If you agree with me, spread the word. If you disagree with me, leave a comment. (You can also leave a comment if you agree with me)


Billy said...

I like this country you describe. Know where I can find it?

The manifesto is a good starting point, but how does one go about actually enacting such a fundamental change? It's mind boggling even to think of it.

Jacob said...

Thank you for your comment Billy. I have eluded to some strategies before, and I think that the best way to go about it in the U.S. is to build on the political history.

There once was proportional representation in many cities and municipalities, but they were largely gotten rid of by the 1950s. Some important examples are New York City and various parts of Ohio.

I believe it would be possible to enact democratic change on a local level which could then spread over time to the national level. That seems to be one of the few ways to get structural change in this country. You can see this process happening with healthcare today, where the process could be argued to have started locally in Vermont, California and MA.

On another note, the current U.S. system, I believe, is very similar to the semi-democratic systems that existed in Europe in the 19th century, such as the "guilds parliaments", where different sectors of society could send representatives to parliament and gain a small amount of influence, although the nobility and the king always had the last word. The U.S. is not a country of people power, but I believe it is inevitable that it one day will be.

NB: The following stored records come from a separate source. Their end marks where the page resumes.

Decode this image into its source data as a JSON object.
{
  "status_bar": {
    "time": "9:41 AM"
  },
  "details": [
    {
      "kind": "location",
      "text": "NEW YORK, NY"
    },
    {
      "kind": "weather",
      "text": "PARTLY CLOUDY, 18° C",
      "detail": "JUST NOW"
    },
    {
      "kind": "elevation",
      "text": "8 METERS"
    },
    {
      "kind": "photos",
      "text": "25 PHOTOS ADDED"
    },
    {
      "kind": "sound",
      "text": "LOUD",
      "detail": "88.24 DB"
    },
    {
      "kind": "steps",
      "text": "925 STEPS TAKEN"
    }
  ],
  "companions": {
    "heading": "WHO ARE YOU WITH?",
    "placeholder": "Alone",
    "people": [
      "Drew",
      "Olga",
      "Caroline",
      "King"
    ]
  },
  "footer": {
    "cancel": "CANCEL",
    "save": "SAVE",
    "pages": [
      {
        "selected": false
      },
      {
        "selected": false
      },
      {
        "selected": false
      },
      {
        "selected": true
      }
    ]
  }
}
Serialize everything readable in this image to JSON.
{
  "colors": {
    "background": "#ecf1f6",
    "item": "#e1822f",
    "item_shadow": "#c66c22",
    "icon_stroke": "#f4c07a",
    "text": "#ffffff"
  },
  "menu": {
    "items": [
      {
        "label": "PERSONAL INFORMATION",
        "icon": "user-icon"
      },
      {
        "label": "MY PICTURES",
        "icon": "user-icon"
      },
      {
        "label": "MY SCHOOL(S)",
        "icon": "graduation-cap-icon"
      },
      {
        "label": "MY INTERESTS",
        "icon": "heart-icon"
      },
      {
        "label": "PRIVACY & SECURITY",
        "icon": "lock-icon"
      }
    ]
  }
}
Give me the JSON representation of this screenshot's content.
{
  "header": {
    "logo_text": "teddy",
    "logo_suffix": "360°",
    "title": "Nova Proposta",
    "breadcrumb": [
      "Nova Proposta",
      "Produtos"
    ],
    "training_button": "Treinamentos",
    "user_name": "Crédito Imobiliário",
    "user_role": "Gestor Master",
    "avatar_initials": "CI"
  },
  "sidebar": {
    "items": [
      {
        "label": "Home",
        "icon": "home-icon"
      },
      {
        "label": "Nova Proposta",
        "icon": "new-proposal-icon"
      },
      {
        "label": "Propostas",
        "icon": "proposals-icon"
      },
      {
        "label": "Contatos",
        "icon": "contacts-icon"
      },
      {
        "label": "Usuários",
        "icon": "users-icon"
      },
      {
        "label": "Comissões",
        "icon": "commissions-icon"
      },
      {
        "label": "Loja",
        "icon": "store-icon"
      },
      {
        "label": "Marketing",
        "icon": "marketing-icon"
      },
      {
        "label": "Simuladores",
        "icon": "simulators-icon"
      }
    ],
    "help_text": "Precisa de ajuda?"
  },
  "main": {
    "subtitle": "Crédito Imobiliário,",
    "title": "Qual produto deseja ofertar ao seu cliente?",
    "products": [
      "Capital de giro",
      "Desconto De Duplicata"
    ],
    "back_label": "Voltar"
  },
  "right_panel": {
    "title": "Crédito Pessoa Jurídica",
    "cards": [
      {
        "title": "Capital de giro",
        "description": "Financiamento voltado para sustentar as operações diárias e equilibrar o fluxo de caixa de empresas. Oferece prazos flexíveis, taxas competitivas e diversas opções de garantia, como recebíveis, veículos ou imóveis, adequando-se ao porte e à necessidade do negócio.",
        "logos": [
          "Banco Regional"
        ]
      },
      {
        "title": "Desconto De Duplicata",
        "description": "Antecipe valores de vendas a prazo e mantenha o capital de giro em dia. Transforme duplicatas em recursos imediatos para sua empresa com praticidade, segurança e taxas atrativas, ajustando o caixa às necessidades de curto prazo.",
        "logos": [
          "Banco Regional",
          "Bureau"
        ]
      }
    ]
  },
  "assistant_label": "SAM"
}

It was once thought to be impossible in many other places, until it was no more.